Provided records »
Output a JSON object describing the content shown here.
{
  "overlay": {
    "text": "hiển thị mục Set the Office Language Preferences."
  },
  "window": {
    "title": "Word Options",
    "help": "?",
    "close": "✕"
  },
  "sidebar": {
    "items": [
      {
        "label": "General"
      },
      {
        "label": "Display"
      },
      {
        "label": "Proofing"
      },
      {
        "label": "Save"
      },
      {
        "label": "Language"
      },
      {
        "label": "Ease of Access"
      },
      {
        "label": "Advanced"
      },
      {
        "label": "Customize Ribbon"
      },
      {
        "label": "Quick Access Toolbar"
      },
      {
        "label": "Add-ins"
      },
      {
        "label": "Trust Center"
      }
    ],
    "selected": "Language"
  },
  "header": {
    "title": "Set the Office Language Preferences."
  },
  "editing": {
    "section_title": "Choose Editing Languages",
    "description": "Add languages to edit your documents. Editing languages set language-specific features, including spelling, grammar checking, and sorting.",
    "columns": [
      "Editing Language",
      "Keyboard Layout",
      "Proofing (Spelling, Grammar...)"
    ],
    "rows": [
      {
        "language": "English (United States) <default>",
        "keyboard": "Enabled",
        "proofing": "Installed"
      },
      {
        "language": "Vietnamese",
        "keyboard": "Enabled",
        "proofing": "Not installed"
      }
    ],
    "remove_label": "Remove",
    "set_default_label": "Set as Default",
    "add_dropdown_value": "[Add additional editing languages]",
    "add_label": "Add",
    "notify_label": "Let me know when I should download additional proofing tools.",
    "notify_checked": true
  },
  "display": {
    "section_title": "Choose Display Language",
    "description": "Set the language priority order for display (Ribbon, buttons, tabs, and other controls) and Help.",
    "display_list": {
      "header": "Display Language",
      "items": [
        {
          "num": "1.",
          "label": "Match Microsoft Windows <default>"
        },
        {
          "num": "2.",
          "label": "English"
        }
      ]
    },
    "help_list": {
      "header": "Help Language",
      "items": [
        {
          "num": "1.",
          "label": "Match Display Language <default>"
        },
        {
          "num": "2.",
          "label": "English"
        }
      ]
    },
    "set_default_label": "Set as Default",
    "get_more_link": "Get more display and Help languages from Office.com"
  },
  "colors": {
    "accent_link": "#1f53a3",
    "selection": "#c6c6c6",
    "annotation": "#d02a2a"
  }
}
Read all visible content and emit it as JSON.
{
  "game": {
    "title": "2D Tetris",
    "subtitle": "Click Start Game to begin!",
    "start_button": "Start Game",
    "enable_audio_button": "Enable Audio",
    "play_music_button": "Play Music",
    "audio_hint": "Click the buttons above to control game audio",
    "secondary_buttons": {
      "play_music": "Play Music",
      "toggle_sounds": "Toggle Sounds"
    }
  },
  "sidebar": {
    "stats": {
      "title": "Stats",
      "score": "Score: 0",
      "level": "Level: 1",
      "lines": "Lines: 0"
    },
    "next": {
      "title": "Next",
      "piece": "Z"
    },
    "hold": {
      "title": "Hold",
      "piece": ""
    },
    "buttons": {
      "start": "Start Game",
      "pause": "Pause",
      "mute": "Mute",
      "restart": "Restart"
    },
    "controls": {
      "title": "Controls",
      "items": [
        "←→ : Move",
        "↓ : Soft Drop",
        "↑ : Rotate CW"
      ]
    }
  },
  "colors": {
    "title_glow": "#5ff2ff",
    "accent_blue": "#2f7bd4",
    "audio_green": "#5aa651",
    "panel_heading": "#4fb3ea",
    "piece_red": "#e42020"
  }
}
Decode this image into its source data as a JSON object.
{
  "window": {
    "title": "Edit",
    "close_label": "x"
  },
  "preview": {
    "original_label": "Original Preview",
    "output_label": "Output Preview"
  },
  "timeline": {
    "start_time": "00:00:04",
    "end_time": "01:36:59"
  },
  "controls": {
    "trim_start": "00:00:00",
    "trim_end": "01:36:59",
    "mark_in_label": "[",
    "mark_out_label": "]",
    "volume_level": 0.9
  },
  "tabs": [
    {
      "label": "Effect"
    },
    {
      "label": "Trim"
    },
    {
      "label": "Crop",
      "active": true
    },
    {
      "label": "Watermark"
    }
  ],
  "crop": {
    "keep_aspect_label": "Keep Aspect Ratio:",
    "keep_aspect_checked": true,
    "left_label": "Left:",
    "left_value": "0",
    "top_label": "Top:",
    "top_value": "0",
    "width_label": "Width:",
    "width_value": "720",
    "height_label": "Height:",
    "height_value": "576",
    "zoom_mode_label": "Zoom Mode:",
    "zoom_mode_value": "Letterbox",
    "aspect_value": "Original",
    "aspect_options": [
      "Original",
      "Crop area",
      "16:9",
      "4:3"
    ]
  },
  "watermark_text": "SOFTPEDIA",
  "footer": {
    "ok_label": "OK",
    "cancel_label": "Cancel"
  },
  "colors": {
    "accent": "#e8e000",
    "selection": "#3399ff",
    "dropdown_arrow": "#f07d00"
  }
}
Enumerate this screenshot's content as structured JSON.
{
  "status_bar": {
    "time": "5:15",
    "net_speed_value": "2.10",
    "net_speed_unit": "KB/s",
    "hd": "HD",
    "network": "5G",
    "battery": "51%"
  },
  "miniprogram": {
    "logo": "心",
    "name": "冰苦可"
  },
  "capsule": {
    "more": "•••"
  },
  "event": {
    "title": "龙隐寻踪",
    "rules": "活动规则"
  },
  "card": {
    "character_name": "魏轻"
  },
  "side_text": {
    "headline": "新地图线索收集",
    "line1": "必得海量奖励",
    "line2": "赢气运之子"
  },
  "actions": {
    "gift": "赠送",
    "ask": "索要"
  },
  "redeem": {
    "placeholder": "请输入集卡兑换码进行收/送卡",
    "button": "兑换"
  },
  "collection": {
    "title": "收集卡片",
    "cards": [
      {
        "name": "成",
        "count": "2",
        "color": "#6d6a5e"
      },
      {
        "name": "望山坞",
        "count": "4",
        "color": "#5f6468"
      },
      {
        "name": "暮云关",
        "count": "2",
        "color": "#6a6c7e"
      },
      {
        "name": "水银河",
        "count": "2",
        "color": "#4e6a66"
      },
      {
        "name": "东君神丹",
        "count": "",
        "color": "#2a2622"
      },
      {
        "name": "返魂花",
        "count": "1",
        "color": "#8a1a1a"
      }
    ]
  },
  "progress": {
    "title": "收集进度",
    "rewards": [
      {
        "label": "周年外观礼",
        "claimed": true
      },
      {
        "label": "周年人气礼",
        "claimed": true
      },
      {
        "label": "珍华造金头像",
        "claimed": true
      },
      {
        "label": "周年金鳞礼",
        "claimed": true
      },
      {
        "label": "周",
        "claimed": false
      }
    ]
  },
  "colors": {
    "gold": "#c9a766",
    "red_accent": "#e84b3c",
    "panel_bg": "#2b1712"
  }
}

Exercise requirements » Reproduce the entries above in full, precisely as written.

Exercise response »
Output a JSON object describing the content shown here.
{
  "overlay": {
    "text": "hiển thị mục Set the Office Language Preferences."
  },
  "window": {
    "title": "Word Options",
    "help": "?",
    "close": "✕"
  },
  "sidebar": {
    "items": [
      {
        "label": "General"
      },
      {
        "label": "Display"
      },
      {
        "label": "Proofing"
      },
      {
        "label": "Save"
      },
      {
        "label": "Language"
      },
      {
        "label": "Ease of Access"
      },
      {
        "label": "Advanced"
      },
      {
        "label": "Customize Ribbon"
      },
      {
        "label": "Quick Access Toolbar"
      },
      {
        "label": "Add-ins"
      },
      {
        "label": "Trust Center"
      }
    ],
    "selected": "Language"
  },
  "header": {
    "title": "Set the Office Language Preferences."
  },
  "editing": {
    "section_title": "Choose Editing Languages",
    "description": "Add languages to edit your documents. Editing languages set language-specific features, including spelling, grammar checking, and sorting.",
    "columns": [
      "Editing Language",
      "Keyboard Layout",
      "Proofing (Spelling, Grammar...)"
    ],
    "rows": [
      {
        "language": "English (United States) <default>",
        "keyboard": "Enabled",
        "proofing": "Installed"
      },
      {
        "language": "Vietnamese",
        "keyboard": "Enabled",
        "proofing": "Not installed"
      }
    ],
    "remove_label": "Remove",
    "set_default_label": "Set as Default",
    "add_dropdown_value": "[Add additional editing languages]",
    "add_label": "Add",
    "notify_label": "Let me know when I should download additional proofing tools.",
    "notify_checked": true
  },
  "display": {
    "section_title": "Choose Display Language",
    "description": "Set the language priority order for display (Ribbon, buttons, tabs, and other controls) and Help.",
    "display_list": {
      "header": "Display Language",
      "items": [
        {
          "num": "1.",
          "label": "Match Microsoft Windows <default>"
        },
        {
          "num": "2.",
          "label": "English"
        }
      ]
    },
    "help_list": {
      "header": "Help Language",
      "items": [
        {
          "num": "1.",
          "label": "Match Display Language <default>"
        },
        {
          "num": "2.",
          "label": "English"
        }
      ]
    },
    "set_default_label": "Set as Default",
    "get_more_link": "Get more display and Help languages from Office.com"
  },
  "colors": {
    "accent_link": "#1f53a3",
    "selection": "#c6c6c6",
    "annotation": "#d02a2a"
  }
}
Read all visible content and emit it as JSON.
{
  "game": {
    "title": "2D Tetris",
    "subtitle": "Click Start Game to begin!",
    "start_button": "Start Game",
    "enable_audio_button": "Enable Audio",
    "play_music_button": "Play Music",
    "audio_hint": "Click the buttons above to control game audio",
    "secondary_buttons": {
      "play_music": "Play Music",
      "toggle_sounds": "Toggle Sounds"
    }
  },
  "sidebar": {
    "stats": {
      "title": "Stats",
      "score": "Score: 0",
      "level": "Level: 1",
      "lines": "Lines: 0"
    },
    "next": {
      "title": "Next",
      "piece": "Z"
    },
    "hold": {
      "title": "Hold",
      "piece": ""
    },
    "buttons": {
      "start": "Start Game",
      "pause": "Pause",
      "mute": "Mute",
      "restart": "Restart"
    },
    "controls": {
      "title": "Controls",
      "items": [
        "←→ : Move",
        "↓ : Soft Drop",
        "↑ : Rotate CW"
      ]
    }
  },
  "colors": {
    "title_glow": "#5ff2ff",
    "accent_blue": "#2f7bd4",
    "audio_green": "#5aa651",
    "panel_heading": "#4fb3ea",
    "piece_red": "#e42020"
  }
}
Decode this image into its source data as a JSON object.
{
  "window": {
    "title": "Edit",
    "close_label": "x"
  },
  "preview": {
    "original_label": "Original Preview",
    "output_label": "Output Preview"
  },
  "timeline": {
    "start_time": "00:00:04",
    "end_time": "01:36:59"
  },
  "controls": {
    "trim_start": "00:00:00",
    "trim_end": "01:36:59",
    "mark_in_label": "[",
    "mark_out_label": "]",
    "volume_level": 0.9
  },
  "tabs": [
    {
      "label": "Effect"
    },
    {
      "label": "Trim"
    },
    {
      "label": "Crop",
      "active": true
    },
    {
      "label": "Watermark"
    }
  ],
  "crop": {
    "keep_aspect_label": "Keep Aspect Ratio:",
    "keep_aspect_checked": true,
    "left_label": "Left:",
    "left_value": "0",
    "top_label": "Top:",
    "top_value": "0",
    "width_label": "Width:",
    "width_value": "720",
    "height_label": "Height:",
    "height_value": "576",
    "zoom_mode_label": "Zoom Mode:",
    "zoom_mode_value": "Letterbox",
    "aspect_value": "Original",
    "aspect_options": [
      "Original",
      "Crop area",
      "16:9",
      "4:3"
    ]
  },
  "watermark_text": "SOFTPEDIA",
  "footer": {
    "ok_label": "OK",
    "cancel_label": "Cancel"
  },
  "colors": {
    "accent": "#e8e000",
    "selection": "#3399ff",
    "dropdown_arrow": "#f07d00"
  }
}
Enumerate this screenshot's content as structured JSON.
{
  "status_bar": {
    "time": "5:15",
    "net_speed_value": "2.10",
    "net_speed_unit": "KB/s",
    "hd": "HD",
    "network": "5G",
    "battery": "51%"
  },
  "miniprogram": {
    "logo": "心",
    "name": "冰苦可"
  },
  "capsule": {
    "more": "•••"
  },
  "event": {
    "title": "龙隐寻踪",
    "rules": "活动规则"
  },
  "card": {
    "character_name": "魏轻"
  },
  "side_text": {
    "headline": "新地图线索收集",
    "line1": "必得海量奖励",
    "line2": "赢气运之子"
  },
  "actions": {
    "gift": "赠送",
    "ask": "索要"
  },
  "redeem": {
    "placeholder": "请输入集卡兑换码进行收/送卡",
    "button": "兑换"
  },
  "collection": {
    "title": "收集卡片",
    "cards": [
      {
        "name": "成",
        "count": "2",
        "color": "#6d6a5e"
      },
      {
        "name": "望山坞",
        "count": "4",
        "color": "#5f6468"
      },
      {
        "name": "暮云关",
        "count": "2",
        "color": "#6a6c7e"
      },
      {
        "name": "水银河",
        "count": "2",
        "color": "#4e6a66"
      },
      {
        "name": "东君神丹",
        "count": "",
        "color": "#2a2622"
      },
      {
        "name": "返魂花",
        "count": "1",
        "color": "#8a1a1a"
      }
    ]
  },
  "progress": {
    "title": "收集进度",
    "rewards": [
      {
        "label": "周年外观礼",
        "claimed": true
      },
      {
        "label": "周年人气礼",
        "claimed": true
      },
      {
        "label": "珍华造金头像",
        "claimed": true
      },
      {
        "label": "周年金鳞礼",
        "claimed": true
      },
      {
        "label": "周",
        "claimed": false
      }
    ]
  },
  "colors": {
    "gold": "#c9a766",
    "red_accent": "#e84b3c",
    "panel_bg": "#2b1712"
  }
}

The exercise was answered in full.